[Data records]

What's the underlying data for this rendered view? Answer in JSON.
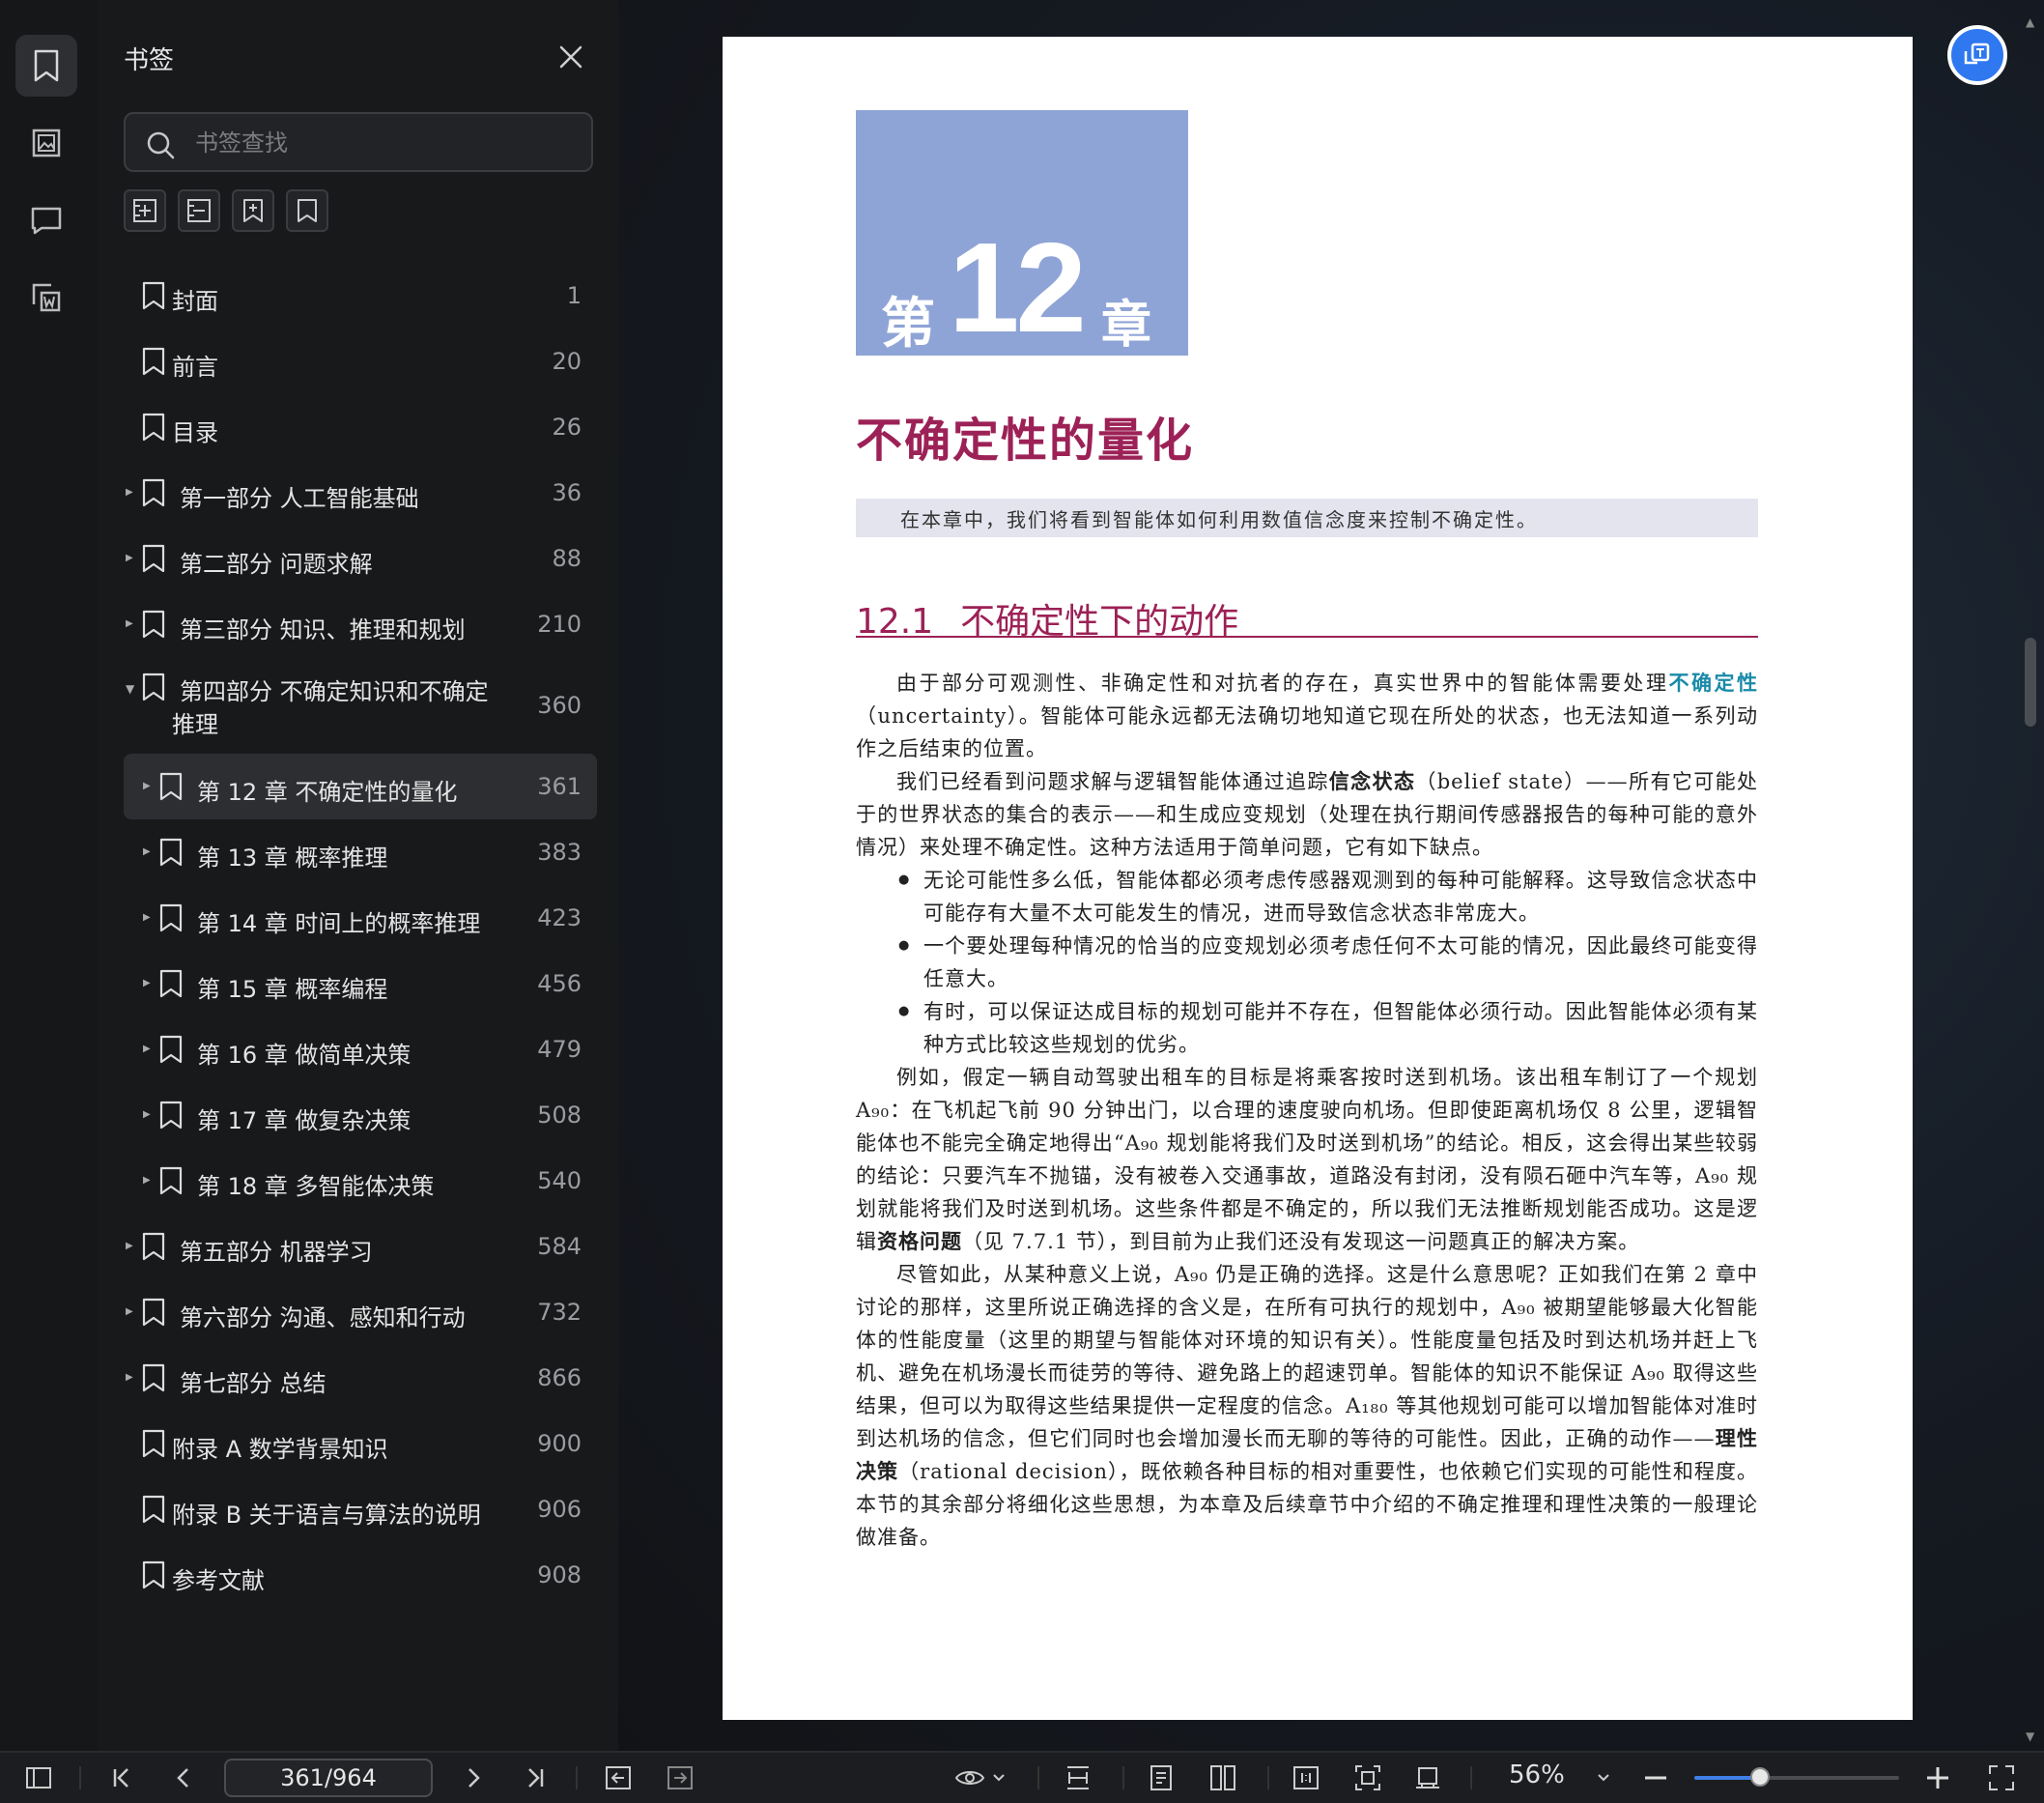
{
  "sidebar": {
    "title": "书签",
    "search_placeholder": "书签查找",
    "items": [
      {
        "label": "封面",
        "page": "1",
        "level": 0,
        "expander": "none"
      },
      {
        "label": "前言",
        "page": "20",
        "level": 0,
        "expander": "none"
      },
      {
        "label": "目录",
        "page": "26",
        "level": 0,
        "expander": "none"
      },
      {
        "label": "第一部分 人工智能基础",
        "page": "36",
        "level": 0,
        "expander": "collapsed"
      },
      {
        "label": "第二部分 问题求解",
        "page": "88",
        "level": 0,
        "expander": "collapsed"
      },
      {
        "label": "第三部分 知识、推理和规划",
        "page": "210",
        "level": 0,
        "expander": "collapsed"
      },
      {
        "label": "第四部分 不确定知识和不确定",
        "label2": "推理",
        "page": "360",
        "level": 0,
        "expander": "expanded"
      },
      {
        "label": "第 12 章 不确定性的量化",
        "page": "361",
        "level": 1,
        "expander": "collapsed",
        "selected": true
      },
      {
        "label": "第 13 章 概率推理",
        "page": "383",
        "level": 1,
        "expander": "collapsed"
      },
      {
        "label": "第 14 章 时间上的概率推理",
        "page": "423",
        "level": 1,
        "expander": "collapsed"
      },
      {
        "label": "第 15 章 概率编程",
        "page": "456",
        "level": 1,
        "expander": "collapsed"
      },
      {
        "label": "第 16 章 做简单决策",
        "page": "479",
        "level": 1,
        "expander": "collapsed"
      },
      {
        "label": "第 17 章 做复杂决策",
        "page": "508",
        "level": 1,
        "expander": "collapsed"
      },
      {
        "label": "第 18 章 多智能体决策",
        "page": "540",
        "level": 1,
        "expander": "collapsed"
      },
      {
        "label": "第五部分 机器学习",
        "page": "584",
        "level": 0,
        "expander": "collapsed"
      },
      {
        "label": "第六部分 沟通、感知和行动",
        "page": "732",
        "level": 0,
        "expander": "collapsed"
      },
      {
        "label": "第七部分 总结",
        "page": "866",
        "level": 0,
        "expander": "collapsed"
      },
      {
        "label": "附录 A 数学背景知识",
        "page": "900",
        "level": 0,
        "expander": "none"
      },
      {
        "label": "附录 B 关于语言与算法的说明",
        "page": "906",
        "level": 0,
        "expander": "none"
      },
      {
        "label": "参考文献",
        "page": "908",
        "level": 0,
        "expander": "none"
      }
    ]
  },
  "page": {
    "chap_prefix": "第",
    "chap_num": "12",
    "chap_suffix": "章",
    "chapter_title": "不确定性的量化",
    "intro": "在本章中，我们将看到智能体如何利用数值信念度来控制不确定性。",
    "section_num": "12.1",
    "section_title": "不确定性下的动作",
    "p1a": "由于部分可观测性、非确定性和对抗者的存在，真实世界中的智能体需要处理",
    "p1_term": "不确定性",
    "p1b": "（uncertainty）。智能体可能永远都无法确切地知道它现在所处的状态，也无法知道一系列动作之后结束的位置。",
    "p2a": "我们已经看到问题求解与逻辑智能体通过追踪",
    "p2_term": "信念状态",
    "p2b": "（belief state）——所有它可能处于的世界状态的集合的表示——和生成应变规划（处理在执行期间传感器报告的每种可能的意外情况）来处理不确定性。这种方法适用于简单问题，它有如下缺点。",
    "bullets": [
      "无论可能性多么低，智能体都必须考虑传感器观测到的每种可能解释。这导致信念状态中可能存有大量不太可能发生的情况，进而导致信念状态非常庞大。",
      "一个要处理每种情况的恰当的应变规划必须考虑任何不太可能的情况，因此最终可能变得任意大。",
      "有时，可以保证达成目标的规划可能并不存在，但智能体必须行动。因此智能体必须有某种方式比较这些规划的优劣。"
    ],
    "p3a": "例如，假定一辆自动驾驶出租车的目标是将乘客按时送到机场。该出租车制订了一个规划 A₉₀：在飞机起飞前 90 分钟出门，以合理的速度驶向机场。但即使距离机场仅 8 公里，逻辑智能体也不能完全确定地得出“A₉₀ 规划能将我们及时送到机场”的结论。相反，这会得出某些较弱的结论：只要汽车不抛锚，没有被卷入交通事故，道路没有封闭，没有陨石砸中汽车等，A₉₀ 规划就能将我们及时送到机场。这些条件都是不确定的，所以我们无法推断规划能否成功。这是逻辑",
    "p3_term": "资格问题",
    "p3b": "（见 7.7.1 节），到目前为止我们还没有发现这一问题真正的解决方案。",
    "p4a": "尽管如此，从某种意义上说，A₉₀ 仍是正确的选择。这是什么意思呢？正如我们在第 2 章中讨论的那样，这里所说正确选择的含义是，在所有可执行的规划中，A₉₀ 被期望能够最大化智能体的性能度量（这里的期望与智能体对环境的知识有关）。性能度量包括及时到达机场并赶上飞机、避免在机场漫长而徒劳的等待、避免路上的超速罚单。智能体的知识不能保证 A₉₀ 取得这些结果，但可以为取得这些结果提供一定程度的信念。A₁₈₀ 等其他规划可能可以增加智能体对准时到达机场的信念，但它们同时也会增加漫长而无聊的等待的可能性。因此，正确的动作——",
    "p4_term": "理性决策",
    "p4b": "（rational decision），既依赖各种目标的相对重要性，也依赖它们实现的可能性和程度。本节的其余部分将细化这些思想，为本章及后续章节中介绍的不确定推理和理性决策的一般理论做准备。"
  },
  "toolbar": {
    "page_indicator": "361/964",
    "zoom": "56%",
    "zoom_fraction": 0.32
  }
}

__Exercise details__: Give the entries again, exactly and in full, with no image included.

__Reply to the exercise__:
What's the underlying data for this rendered view? Answer in JSON.
{
  "sidebar": {
    "title": "书签",
    "search_placeholder": "书签查找",
    "items": [
      {
        "label": "封面",
        "page": "1",
        "level": 0,
        "expander": "none"
      },
      {
        "label": "前言",
        "page": "20",
        "level": 0,
        "expander": "none"
      },
      {
        "label": "目录",
        "page": "26",
        "level": 0,
        "expander": "none"
      },
      {
        "label": "第一部分 人工智能基础",
        "page": "36",
        "level": 0,
        "expander": "collapsed"
      },
      {
        "label": "第二部分 问题求解",
        "page": "88",
        "level": 0,
        "expander": "collapsed"
      },
      {
        "label": "第三部分 知识、推理和规划",
        "page": "210",
        "level": 0,
        "expander": "collapsed"
      },
      {
        "label": "第四部分 不确定知识和不确定",
        "label2": "推理",
        "page": "360",
        "level": 0,
        "expander": "expanded"
      },
      {
        "label": "第 12 章 不确定性的量化",
        "page": "361",
        "level": 1,
        "expander": "collapsed",
        "selected": true
      },
      {
        "label": "第 13 章 概率推理",
        "page": "383",
        "level": 1,
        "expander": "collapsed"
      },
      {
        "label": "第 14 章 时间上的概率推理",
        "page": "423",
        "level": 1,
        "expander": "collapsed"
      },
      {
        "label": "第 15 章 概率编程",
        "page": "456",
        "level": 1,
        "expander": "collapsed"
      },
      {
        "label": "第 16 章 做简单决策",
        "page": "479",
        "level": 1,
        "expander": "collapsed"
      },
      {
        "label": "第 17 章 做复杂决策",
        "page": "508",
        "level": 1,
        "expander": "collapsed"
      },
      {
        "label": "第 18 章 多智能体决策",
        "page": "540",
        "level": 1,
        "expander": "collapsed"
      },
      {
        "label": "第五部分 机器学习",
        "page": "584",
        "level": 0,
        "expander": "collapsed"
      },
      {
        "label": "第六部分 沟通、感知和行动",
        "page": "732",
        "level": 0,
        "expander": "collapsed"
      },
      {
        "label": "第七部分 总结",
        "page": "866",
        "level": 0,
        "expander": "collapsed"
      },
      {
        "label": "附录 A 数学背景知识",
        "page": "900",
        "level": 0,
        "expander": "none"
      },
      {
        "label": "附录 B 关于语言与算法的说明",
        "page": "906",
        "level": 0,
        "expander": "none"
      },
      {
        "label": "参考文献",
        "page": "908",
        "level": 0,
        "expander": "none"
      }
    ]
  },
  "page": {
    "chap_prefix": "第",
    "chap_num": "12",
    "chap_suffix": "章",
    "chapter_title": "不确定性的量化",
    "intro": "在本章中，我们将看到智能体如何利用数值信念度来控制不确定性。",
    "section_num": "12.1",
    "section_title": "不确定性下的动作",
    "p1a": "由于部分可观测性、非确定性和对抗者的存在，真实世界中的智能体需要处理",
    "p1_term": "不确定性",
    "p1b": "（uncertainty）。智能体可能永远都无法确切地知道它现在所处的状态，也无法知道一系列动作之后结束的位置。",
    "p2a": "我们已经看到问题求解与逻辑智能体通过追踪",
    "p2_term": "信念状态",
    "p2b": "（belief state）——所有它可能处于的世界状态的集合的表示——和生成应变规划（处理在执行期间传感器报告的每种可能的意外情况）来处理不确定性。这种方法适用于简单问题，它有如下缺点。",
    "bullets": [
      "无论可能性多么低，智能体都必须考虑传感器观测到的每种可能解释。这导致信念状态中可能存有大量不太可能发生的情况，进而导致信念状态非常庞大。",
      "一个要处理每种情况的恰当的应变规划必须考虑任何不太可能的情况，因此最终可能变得任意大。",
      "有时，可以保证达成目标的规划可能并不存在，但智能体必须行动。因此智能体必须有某种方式比较这些规划的优劣。"
    ],
    "p3a": "例如，假定一辆自动驾驶出租车的目标是将乘客按时送到机场。该出租车制订了一个规划 A₉₀：在飞机起飞前 90 分钟出门，以合理的速度驶向机场。但即使距离机场仅 8 公里，逻辑智能体也不能完全确定地得出“A₉₀ 规划能将我们及时送到机场”的结论。相反，这会得出某些较弱的结论：只要汽车不抛锚，没有被卷入交通事故，道路没有封闭，没有陨石砸中汽车等，A₉₀ 规划就能将我们及时送到机场。这些条件都是不确定的，所以我们无法推断规划能否成功。这是逻辑",
    "p3_term": "资格问题",
    "p3b": "（见 7.7.1 节），到目前为止我们还没有发现这一问题真正的解决方案。",
    "p4a": "尽管如此，从某种意义上说，A₉₀ 仍是正确的选择。这是什么意思呢？正如我们在第 2 章中讨论的那样，这里所说正确选择的含义是，在所有可执行的规划中，A₉₀ 被期望能够最大化智能体的性能度量（这里的期望与智能体对环境的知识有关）。性能度量包括及时到达机场并赶上飞机、避免在机场漫长而徒劳的等待、避免路上的超速罚单。智能体的知识不能保证 A₉₀ 取得这些结果，但可以为取得这些结果提供一定程度的信念。A₁₈₀ 等其他规划可能可以增加智能体对准时到达机场的信念，但它们同时也会增加漫长而无聊的等待的可能性。因此，正确的动作——",
    "p4_term": "理性决策",
    "p4b": "（rational decision），既依赖各种目标的相对重要性，也依赖它们实现的可能性和程度。本节的其余部分将细化这些思想，为本章及后续章节中介绍的不确定推理和理性决策的一般理论做准备。"
  },
  "toolbar": {
    "page_indicator": "361/964",
    "zoom": "56%",
    "zoom_fraction": 0.32
  }
}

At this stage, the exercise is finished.